Monthly Archives: March 2010


I was really amazed at the Lost Generation ‘play on syntax’.  Thanks to my EMU colleague Filiz Bodi for passing that on to me.  Watch this video from beginning to end…don’t stop half way through! (Visit if the embedded video doesn’t load.)

I wondered how difficult it would be to do, so I made a couple to try it out using the theme of ‘success’….it is an interesting language development activity:

Everyone knows it
is the secret to success
to know the right people
to be good at what you do

Here is the second:

Success is a state of mind
with the proper education and training
the wealthy and educated
are destined to rise above
the poor and the impoverished

If you read these from the top down they have the opposite message as when you start reading from the bottom up.  Writing this as prose would demonstrate the function of punctuation.   Maybe there is some term for this in creative writing? I was in the maths and sciences stream, so I know little about such things.   I don’t know what to call it so I will coin a phrase: reversyntax.

  • It might be interesting to have an competition between students to see who can create the most memorable reversyntax?  The winner could get ‘published’ in the class blog. Maybe it could be turned into a rap song by other students? Even put to music an published on YouTube. Talk about creating an audience to write for! 🙂
  • Might be nice to challenge the really able students to do something creative with English–and it is probably something that even a lower level student could do with some simple structures.   A interesting twist on teaching the concept of inversion.

Make a wish on a wall…

Why I want to be an English teacher

Why I want to be an English teacher

Just wanted to share a concrete application of Web2.0 in ‘blended learning’ to perhaps show you where I am coming from when I look at applying a Web2.0 tool to the notion of blending learning in the class to a web resource.

  • The idea is not to duplicate what you do in either medium (which is the key downfall of many approaches and most publishers) but to accentuate or augment the language learning experience in different ways appropriate to each media.
  • And it doesn’t have to be a long or complicated task or activity.

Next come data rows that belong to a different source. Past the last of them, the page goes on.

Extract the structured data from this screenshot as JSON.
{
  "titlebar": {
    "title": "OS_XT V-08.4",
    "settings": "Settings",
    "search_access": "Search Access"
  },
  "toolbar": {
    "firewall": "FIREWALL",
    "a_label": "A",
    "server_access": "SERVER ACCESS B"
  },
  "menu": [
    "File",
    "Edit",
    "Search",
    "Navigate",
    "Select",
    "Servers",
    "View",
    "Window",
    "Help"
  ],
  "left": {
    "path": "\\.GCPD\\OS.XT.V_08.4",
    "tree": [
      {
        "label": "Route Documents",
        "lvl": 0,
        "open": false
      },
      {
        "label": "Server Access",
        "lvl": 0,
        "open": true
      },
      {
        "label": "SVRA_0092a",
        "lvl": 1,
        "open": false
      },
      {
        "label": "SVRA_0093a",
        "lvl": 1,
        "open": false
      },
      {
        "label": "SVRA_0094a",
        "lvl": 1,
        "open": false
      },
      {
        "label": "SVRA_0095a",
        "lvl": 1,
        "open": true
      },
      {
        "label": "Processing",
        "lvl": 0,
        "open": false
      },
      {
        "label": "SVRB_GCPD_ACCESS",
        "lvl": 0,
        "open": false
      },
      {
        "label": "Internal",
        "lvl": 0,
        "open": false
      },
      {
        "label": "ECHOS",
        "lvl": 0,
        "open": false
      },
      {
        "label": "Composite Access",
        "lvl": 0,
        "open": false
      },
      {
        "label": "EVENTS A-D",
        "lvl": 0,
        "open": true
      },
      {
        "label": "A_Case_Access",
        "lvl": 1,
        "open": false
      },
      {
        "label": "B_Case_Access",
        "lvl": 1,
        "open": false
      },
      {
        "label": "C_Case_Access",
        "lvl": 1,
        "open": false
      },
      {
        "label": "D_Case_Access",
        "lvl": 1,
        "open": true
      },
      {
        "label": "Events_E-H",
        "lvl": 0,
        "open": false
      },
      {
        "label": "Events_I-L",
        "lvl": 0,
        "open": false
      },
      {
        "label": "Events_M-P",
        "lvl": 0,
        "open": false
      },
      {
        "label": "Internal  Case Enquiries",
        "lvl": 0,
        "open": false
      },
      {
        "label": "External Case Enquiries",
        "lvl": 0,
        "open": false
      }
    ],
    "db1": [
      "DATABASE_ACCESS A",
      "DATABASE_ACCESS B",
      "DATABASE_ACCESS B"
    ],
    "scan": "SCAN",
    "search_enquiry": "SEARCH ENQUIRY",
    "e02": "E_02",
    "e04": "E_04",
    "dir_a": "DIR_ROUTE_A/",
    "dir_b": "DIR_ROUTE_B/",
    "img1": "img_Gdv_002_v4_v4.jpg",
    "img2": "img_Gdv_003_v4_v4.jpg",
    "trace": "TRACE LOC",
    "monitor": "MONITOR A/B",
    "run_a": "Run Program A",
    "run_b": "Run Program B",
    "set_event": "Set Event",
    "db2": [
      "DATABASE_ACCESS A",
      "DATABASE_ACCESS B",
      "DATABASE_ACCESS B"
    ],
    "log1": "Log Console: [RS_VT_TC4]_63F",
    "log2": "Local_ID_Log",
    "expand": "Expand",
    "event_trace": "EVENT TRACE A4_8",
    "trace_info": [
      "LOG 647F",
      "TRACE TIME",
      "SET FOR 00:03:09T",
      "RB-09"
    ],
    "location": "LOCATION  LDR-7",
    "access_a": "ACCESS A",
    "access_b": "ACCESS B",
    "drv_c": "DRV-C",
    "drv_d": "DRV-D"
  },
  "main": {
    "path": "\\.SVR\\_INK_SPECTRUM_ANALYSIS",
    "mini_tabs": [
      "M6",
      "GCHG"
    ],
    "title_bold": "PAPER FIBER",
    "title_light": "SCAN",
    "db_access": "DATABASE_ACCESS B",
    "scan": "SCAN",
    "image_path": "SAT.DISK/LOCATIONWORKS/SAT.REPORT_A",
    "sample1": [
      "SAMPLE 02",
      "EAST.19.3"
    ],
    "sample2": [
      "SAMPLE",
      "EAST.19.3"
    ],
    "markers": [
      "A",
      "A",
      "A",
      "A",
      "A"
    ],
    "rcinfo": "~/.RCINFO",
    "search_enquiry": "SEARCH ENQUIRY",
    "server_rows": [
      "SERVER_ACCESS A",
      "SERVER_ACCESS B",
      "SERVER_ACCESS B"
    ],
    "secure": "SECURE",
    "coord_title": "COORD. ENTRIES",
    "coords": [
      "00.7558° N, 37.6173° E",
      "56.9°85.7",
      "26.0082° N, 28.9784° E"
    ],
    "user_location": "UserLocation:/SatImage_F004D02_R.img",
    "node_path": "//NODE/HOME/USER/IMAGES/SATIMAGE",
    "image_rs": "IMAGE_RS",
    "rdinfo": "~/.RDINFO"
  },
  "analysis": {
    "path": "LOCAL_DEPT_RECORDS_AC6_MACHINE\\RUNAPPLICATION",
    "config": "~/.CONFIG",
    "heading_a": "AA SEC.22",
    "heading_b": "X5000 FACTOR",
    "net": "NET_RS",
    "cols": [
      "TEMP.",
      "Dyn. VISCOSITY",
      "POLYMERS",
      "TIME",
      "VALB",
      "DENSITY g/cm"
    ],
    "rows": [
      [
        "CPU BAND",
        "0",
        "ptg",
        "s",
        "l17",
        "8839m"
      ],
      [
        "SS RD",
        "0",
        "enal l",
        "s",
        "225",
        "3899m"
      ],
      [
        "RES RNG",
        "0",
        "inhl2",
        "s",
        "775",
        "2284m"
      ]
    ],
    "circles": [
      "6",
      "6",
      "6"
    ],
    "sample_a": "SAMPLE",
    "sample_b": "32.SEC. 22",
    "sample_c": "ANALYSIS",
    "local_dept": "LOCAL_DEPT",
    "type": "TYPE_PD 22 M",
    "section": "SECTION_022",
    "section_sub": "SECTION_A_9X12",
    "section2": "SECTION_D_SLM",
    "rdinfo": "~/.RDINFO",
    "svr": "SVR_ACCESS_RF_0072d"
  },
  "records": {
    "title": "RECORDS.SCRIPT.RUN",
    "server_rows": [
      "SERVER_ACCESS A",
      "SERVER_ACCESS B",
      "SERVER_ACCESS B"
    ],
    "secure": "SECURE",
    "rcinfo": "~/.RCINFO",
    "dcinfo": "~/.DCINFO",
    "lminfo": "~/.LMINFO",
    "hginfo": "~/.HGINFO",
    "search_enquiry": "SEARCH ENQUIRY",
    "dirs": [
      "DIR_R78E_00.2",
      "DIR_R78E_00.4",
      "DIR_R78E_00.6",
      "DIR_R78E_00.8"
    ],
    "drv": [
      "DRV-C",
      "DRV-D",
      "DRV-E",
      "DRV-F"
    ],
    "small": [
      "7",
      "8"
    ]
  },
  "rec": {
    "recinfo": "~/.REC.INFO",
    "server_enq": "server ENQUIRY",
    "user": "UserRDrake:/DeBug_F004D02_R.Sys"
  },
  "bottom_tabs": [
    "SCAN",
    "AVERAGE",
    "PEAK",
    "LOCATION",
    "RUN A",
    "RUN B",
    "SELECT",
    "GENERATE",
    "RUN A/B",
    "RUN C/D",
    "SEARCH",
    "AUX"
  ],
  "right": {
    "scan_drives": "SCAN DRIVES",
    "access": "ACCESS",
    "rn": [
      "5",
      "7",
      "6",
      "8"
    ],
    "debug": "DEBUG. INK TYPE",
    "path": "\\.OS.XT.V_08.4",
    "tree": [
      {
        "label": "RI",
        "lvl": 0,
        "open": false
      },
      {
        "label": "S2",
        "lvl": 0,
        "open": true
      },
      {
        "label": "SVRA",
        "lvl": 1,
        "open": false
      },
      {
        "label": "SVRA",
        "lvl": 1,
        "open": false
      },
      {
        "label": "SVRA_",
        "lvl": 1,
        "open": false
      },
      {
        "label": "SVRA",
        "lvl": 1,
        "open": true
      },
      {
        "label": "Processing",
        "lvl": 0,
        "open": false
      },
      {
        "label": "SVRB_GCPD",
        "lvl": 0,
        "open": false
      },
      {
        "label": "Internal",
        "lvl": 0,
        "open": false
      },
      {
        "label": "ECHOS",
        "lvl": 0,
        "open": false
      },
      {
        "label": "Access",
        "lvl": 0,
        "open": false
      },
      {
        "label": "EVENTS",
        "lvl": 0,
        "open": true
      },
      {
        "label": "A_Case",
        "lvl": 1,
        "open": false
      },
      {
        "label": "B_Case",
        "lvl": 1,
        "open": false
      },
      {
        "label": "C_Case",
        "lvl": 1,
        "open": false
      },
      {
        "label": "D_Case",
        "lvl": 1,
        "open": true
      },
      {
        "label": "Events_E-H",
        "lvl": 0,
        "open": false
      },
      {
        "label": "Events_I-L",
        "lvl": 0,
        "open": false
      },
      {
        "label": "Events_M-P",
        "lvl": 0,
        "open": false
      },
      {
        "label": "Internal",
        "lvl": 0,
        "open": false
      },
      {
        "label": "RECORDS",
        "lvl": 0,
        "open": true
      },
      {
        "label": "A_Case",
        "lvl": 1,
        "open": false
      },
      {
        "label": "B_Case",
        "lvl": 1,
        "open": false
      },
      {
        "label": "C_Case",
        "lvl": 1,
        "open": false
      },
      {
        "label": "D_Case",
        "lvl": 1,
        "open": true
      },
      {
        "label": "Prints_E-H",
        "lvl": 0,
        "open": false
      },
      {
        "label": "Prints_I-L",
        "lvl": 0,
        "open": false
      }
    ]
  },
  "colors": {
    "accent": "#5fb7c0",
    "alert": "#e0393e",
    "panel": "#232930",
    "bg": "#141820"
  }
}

It can be very simple and short in scope, but with the potential to exploit in many ways.

Here is my take on ‘blending learning’ via Web2.0–thanks to the people in my EFL252 course at METU. It is based on using a very simple Web2.o tool called WALLWISHER.  Thanks guys!!

Here is a WALL I built for the people working with me in the METU EFL252 course:

Here is how this developed:

  1. First I got them to produce a short ANIMOTO about why they want to be a teacher–in pictures and music.
  2. They posted this in the MOODLE with a discussion task to look at two of their peers ANIOMTOs and comment about the main reasons for becoming a teacher.
  3. I then extended this by asking them to produce a ‘gallery’ of the ANIOMOTOs in a wall on WALLWISHER as a ‘multimedia’ poster. Here they had to produce e a really concise and simple summary of their ANIMOTO–and they had already read their peers comments in the MOODLE so that helped focus them by seeing how their peers viewed their videos.
  4. This is something that simply is not possible to do in a f2f mode. And it is totally free and ever so easy to do. And it only took a few minutes of my time to set up, but involved the students in learning the tool, thinking creatively about a topic, and actually creating something they are happy to share on the web.

In WALLWISHER, they do have the chance to enter 160 characters, with a link to their ANIOMOTO. The link can be to anything…a web page, a video, a picture, etc.

Could such a wall could be something that you could get your students to use in a variety of ways? Would love to hear of any projects you come up with and links to your WALLWISHER walls.